  • Aspergillus spp: In terms of Aspergillus spp., in the same systematic review noted above for PCP and candidiasis, on subgroup analysis the sensitivity and specificity for invasive aspergillosis were 77% and 83%, respectively.7


How well do non-serologic BDG tests perform? BDG tests performed in bronchoscopic alveolar lavage (BAL) should theoretically be of use, given that the site of mold IFIs is often the lungs. However, a meta-analysis of 6 studies evaluating the utility of BAL BDG found a pooled sensitivity of 52% and a pooled specificity of 58%. Thus, BAL BDG is not a high yield diagnostic test at this time.8

Can anything interfere with BDG test results? False positives are known to occur in the following settings:

  • The use of cellulose membranes (such as those used in hemodialysis; this is not seen with synthetic materials)9
  • Exposure to glucan-containing gauze
  • Products delivered through glucan-containing filters (such as blood or albumin)
  • IV amoxicillin/clavulanic acid (note that piperacillin/tazobactam was previously implicated as a cause of false positive BDG test results, but new formulations have apparently eliminated this problem)4
  • Some studies have found bacteremia with certain organisms, such as Pseudomonas aeurginosa, Escherichia coli, and certain Streptococcus spp., can be associated with false positive BDG results. However, a more recent study questions if bacteremias were truly the cause of the positive result in these scenarios10-11


In terms of false negatives, high triglycerides, hemolyzed hemoglobin, and bilirubin can lead to a false negative assay.11

Bottom line: The diagnostic accuracy of BDG tests is high for PCP and moderate for IFI. BDG tests are valuable diagnostic tools, but results must be interpreted in the context of individual clinical situations.



  1. Arvanitis M, et al. Molecular and nonmolecular diagnostic methods for invasive fungal infections.
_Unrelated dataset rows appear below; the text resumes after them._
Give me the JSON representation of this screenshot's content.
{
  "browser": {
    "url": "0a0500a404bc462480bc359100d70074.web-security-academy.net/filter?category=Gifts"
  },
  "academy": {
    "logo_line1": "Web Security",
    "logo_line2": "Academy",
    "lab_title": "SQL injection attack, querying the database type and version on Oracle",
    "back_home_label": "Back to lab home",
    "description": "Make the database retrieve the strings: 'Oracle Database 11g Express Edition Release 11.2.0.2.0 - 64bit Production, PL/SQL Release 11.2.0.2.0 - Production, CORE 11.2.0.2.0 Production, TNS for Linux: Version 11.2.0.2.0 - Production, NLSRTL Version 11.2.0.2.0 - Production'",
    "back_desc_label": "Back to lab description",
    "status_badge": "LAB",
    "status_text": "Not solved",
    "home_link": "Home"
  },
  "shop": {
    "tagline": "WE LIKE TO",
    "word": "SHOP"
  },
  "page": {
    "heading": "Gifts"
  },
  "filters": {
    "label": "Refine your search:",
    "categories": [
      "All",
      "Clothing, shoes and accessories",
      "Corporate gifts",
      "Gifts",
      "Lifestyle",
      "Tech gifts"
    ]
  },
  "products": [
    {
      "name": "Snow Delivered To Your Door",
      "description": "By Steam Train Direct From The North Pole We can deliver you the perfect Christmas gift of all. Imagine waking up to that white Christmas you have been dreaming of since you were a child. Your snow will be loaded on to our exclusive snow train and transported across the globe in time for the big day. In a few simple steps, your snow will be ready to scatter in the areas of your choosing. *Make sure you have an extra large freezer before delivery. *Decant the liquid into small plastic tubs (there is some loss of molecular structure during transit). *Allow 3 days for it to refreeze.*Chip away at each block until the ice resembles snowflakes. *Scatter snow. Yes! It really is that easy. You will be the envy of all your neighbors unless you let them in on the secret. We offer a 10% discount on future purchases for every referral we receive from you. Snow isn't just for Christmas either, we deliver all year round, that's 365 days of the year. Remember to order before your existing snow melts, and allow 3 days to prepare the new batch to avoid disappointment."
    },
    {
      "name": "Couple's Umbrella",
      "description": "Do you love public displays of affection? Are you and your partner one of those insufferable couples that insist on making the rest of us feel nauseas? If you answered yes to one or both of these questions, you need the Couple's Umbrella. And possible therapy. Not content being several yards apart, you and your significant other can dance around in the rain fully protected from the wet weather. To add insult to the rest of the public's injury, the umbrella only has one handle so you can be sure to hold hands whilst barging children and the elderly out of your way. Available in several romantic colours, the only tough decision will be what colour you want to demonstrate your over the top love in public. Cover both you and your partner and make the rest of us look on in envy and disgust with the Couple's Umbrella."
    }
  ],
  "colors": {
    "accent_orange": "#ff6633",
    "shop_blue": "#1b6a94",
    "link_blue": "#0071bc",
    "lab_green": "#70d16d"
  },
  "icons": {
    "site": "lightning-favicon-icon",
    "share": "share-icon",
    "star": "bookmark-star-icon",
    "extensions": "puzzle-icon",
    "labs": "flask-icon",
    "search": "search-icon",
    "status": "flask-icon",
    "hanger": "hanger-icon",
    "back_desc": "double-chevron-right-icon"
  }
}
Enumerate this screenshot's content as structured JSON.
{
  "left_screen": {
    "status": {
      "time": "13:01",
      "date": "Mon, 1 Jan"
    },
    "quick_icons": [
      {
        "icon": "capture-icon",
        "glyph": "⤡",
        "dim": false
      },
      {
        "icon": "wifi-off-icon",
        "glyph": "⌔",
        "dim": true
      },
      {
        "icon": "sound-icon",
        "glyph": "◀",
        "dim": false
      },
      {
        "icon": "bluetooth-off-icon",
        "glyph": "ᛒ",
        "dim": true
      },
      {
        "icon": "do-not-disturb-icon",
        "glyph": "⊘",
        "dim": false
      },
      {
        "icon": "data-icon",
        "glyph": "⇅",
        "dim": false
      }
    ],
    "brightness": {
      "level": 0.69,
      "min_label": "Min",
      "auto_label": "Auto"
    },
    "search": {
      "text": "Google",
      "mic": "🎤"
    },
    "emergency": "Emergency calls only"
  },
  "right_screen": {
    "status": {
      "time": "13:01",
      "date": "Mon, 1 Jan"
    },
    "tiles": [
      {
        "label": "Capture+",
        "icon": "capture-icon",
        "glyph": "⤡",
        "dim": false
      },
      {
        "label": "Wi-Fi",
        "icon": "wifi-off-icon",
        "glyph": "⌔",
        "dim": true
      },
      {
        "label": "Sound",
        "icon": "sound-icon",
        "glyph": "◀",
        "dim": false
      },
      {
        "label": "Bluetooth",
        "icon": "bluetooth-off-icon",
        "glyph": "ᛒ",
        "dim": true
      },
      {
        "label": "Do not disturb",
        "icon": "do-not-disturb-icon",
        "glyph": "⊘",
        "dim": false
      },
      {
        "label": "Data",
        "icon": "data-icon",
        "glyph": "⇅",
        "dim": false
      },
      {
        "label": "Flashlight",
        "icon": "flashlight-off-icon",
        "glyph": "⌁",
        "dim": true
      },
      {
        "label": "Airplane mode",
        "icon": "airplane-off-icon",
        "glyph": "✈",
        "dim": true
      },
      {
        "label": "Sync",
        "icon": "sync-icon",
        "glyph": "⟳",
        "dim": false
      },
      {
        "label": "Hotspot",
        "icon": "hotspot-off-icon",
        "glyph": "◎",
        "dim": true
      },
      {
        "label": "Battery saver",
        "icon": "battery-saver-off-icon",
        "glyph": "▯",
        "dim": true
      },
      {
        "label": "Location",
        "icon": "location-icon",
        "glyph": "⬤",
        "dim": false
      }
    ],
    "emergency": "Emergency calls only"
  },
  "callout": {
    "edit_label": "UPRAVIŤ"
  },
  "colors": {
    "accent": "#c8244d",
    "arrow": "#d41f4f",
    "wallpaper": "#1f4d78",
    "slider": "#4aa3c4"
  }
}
Clin Microbiol Rev. 2014;27(3):490-526. PMID 24982319.
  2. Karageorgopoulos DE, et al. b-D-glucan assay for the diagnosis of invasive fungal infections: a meta-analysis. Clin Infect Dis. 2011;52(6):750-70. PMID: 21367728.
  3. Falci DR, Stadnik CMB, Pasqualotto AC. A review of diagnostic methods for invasive fungal diseases: challenges and perspectives. Infect Dis Ther. 2017;6(2):213-223. PMID: 28357708.
  4. Lamoth F, Calandra T. Early diagnosis of invasive mould infections and disease. J Antimicrob Chemother. 2017;72(suppl_1):i19-i28. PMID: 28355464.
  5. Lamoth F, et al. β-glucan antigenemia assay for the diagnosis of invasive fungal infections in patients with hematological malignancies: a systematic review and meta-analysis of cohort studies from the Third European Conference on Infections in Leukemia (ECIL-3). Clin Infect Dis. 2012;54(5):633-43. PMID: 22198786.
  6. Karageorgopoulos DE, et al. Accuracy of b-D-glucan for the diagnosis of Pneumocystis jirovecii pneumonia: a meta-analysis. Clin Microbiol Infect. 2013;19(1):39-49. PMID: 22329494
  7. Onishi A, et al. Diagnostic accuracy of serum 1,3-D-glucan for pneumocystis jiroveci pneumonia, invasive candidiasis, and invasive aspergillosis: systematic review and meta-analysis. J Clin Microbiol. 2012; 50(1):7-15. PMID  22075593.
  8. Shi XY, et al. Diagnostic value of (1 /3)-b-D-glucan in bronchoalveolar lavage fluid for invasive fungal disease: A meta-analysis. Respir Med. 2016;117:48-53. PMID: 27492513.
  9. Prattes J, Schilcher G, Krause R. Reliability of serum 1,3-beta-D-glucan assay in patients undergoing renal replacement therapy: a review of the literature. Mycoses. 2015;58(1):4-9. PMID: 25339221.
  10. Mennink-Kersten MA, Ruegebrink D, Verweij PE. 2008. Pseudomonas aeruginosa as a cause of 1,3-beta-D-glucan assay reactivity. Clin Infect Dis. 46:1930–1931. PMID: 18540808.
  11. Tran T, Beal SG. Application of the 1,3-b-D-glucan (Fungitell) assay in the diagnosis of invasive fungal infections. Arch Pathol Lab Med. 2016;140(2):181-5. PMID: 26910223.